Constitution Day commemorates the formation and signing of the U.S. Constitution by thirty-nine brave men on September 17, 1787. We have collected useful resources, lessons and videos to help teach students about this important day.
Celebrate Constitution Day (K-12) -
Find activities, lesson plans and resources to help celebrate Constitution Day and Constitution Week.
Constitution Day Resources (K-12) -
Access reviewed resources from TeachersFirst to help teachers and students learn about the Constitution and plan projects and classroom activities so students can experience the Constitution as a "living document."
EDSITEment (K-12) - Link to lesson plans, education games and resources, teacher materials and important history about the Constitution.
Federal Resources for Educational Excellence - Explore an interactive about the Constitution, learn about America’s founding fathers, James Madison papers, and a great collection of educational resources.
National Archives Experience
Bring the Constitution to Life -
Find a variety of activities to teach about the constitution and a great collection of documents covering everything from federalism and slavery to the Bill of Rights.
National Constitution Center - Find innovative resources for educators and students and explore the Constitution through exciting online games and interactive activities.
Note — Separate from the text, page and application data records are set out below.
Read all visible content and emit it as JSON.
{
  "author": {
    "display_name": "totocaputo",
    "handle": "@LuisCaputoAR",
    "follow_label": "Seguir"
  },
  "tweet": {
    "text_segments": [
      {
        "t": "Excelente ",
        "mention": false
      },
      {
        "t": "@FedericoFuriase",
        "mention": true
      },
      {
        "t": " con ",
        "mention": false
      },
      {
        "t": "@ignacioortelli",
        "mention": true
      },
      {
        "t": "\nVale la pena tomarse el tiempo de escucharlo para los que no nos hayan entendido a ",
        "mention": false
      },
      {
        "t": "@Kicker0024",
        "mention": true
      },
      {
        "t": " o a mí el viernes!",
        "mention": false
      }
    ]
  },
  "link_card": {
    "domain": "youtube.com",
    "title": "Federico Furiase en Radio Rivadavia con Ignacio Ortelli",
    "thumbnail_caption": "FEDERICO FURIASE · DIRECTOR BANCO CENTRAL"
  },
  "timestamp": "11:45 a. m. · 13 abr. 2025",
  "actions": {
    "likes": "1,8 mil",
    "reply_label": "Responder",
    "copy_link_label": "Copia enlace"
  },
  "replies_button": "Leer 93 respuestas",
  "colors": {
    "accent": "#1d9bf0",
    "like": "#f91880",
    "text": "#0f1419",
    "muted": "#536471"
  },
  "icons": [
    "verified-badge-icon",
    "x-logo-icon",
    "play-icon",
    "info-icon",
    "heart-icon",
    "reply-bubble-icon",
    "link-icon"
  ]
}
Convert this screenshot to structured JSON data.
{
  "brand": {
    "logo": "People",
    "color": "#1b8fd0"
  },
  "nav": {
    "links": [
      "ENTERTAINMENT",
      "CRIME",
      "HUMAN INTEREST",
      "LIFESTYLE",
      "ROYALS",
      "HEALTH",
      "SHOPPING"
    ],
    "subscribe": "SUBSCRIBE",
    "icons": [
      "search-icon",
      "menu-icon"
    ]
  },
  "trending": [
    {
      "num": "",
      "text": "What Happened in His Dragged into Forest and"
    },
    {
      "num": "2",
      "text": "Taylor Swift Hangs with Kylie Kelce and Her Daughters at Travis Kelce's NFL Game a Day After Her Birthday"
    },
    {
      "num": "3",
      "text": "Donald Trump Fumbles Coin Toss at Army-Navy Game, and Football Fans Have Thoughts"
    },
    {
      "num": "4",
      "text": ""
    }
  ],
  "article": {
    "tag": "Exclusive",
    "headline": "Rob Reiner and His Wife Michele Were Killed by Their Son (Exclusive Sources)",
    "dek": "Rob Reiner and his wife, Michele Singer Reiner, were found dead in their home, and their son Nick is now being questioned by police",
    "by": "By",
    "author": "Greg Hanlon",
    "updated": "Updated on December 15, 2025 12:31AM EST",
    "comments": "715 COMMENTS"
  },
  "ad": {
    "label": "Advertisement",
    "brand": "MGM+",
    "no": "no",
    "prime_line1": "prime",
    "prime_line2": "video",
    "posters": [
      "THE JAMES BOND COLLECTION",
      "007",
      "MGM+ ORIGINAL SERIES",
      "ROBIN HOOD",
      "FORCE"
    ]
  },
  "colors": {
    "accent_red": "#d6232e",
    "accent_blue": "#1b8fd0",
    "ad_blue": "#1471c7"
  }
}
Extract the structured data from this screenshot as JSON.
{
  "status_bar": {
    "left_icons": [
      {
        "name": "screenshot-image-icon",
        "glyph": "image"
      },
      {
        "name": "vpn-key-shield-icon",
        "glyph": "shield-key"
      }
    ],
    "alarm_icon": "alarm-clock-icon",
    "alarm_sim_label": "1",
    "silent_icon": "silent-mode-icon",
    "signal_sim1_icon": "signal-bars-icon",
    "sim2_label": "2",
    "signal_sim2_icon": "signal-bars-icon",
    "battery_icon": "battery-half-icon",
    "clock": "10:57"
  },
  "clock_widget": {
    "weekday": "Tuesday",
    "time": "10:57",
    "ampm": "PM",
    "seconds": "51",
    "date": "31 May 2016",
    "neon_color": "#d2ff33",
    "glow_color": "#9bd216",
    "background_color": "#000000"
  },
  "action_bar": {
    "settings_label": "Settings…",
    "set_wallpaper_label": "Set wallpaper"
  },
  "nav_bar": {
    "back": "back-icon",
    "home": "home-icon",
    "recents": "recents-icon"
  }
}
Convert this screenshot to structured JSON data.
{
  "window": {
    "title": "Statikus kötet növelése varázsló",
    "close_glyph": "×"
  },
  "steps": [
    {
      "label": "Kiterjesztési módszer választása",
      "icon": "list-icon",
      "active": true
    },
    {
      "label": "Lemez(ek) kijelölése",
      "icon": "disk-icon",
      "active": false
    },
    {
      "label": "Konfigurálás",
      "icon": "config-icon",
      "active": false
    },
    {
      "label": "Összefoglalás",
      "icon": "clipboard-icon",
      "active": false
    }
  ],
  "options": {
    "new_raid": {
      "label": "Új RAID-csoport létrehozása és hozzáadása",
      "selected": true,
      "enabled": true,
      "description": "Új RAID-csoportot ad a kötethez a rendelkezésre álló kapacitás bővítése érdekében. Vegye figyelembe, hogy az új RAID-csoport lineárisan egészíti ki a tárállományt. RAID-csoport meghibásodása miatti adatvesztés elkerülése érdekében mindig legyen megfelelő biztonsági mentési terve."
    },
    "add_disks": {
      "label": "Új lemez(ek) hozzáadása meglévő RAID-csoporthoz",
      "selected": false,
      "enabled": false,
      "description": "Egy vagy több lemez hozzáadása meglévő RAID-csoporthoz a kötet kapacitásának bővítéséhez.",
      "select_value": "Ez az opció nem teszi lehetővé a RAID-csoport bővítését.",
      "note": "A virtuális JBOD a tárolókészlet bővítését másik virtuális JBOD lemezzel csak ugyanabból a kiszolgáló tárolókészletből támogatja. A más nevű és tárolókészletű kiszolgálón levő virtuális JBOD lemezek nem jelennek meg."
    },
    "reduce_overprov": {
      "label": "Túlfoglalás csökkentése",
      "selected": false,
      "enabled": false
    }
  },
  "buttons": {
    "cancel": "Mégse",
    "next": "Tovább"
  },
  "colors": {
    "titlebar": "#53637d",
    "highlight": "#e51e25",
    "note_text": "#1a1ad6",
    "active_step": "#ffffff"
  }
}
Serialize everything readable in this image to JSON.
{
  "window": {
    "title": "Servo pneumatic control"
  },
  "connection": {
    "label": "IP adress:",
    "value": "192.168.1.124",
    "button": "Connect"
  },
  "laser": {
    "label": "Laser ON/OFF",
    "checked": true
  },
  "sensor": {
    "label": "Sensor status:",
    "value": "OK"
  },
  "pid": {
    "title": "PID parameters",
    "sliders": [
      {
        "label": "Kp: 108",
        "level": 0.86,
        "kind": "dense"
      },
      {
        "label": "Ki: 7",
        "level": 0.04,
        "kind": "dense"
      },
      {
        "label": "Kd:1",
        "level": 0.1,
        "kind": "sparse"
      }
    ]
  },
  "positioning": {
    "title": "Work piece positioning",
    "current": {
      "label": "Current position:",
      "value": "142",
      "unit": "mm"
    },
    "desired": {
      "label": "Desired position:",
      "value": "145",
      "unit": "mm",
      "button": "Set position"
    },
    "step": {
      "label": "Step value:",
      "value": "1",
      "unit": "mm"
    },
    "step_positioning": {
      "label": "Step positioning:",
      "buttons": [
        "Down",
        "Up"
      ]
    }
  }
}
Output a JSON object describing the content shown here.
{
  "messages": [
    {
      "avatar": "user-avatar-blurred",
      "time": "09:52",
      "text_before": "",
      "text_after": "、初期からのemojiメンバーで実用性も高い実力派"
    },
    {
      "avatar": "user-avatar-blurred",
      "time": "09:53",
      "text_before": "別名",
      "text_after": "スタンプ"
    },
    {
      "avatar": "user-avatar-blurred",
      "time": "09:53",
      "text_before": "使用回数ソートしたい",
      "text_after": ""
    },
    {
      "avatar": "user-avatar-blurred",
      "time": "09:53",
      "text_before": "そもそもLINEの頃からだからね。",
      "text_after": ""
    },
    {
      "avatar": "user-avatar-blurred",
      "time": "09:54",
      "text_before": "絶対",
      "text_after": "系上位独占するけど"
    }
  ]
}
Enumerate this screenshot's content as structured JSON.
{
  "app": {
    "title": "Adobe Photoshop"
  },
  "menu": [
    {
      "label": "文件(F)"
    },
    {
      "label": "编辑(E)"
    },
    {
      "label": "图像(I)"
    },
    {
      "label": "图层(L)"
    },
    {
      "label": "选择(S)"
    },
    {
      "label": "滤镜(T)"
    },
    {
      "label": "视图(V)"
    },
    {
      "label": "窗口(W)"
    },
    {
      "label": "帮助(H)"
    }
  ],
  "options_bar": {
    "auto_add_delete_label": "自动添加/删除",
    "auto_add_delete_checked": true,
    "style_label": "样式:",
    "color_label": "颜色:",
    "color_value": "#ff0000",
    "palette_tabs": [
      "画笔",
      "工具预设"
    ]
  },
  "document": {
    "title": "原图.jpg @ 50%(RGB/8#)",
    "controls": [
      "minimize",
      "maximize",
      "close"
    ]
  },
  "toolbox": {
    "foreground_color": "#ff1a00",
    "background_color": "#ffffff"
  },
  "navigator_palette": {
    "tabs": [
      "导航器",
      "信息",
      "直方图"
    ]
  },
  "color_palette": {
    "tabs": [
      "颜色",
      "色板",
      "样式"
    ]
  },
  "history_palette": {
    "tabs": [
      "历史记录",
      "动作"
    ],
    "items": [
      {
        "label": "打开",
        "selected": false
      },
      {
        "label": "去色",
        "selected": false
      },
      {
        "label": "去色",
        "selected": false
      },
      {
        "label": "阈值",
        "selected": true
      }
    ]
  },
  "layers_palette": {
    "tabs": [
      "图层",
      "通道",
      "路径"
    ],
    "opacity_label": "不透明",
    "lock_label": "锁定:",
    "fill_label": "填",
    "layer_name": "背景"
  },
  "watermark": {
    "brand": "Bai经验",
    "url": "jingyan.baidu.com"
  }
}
PBS: Constitution Day (Grades 9-12) - Examine two competing schools of constitutional interpretation which explains the philosophical basis of the Constitution. Discussion questions follow the reading.
Thinkfinity Constitution Day (K-12) -
Deepen your students' understanding of civics and inspire them to be active participants in our democracy through Thinkfinity's Constitution Day resources.
America Gets a Constitution
Annenberg Classroom - Find history-rich videos about the constitution, the Supreme Court, short documentaries about the Bill of Rights, Amendments and more.
The Founding Fathers Unite -
Explore who wrote which parts of the anonymous Federalist Papers and see how Madison and Jefferson disagree.
Separate But Not Equal - Learn how the Supreme Court unanimously struck down segregation in public schools, sparking the Civil Rights movement.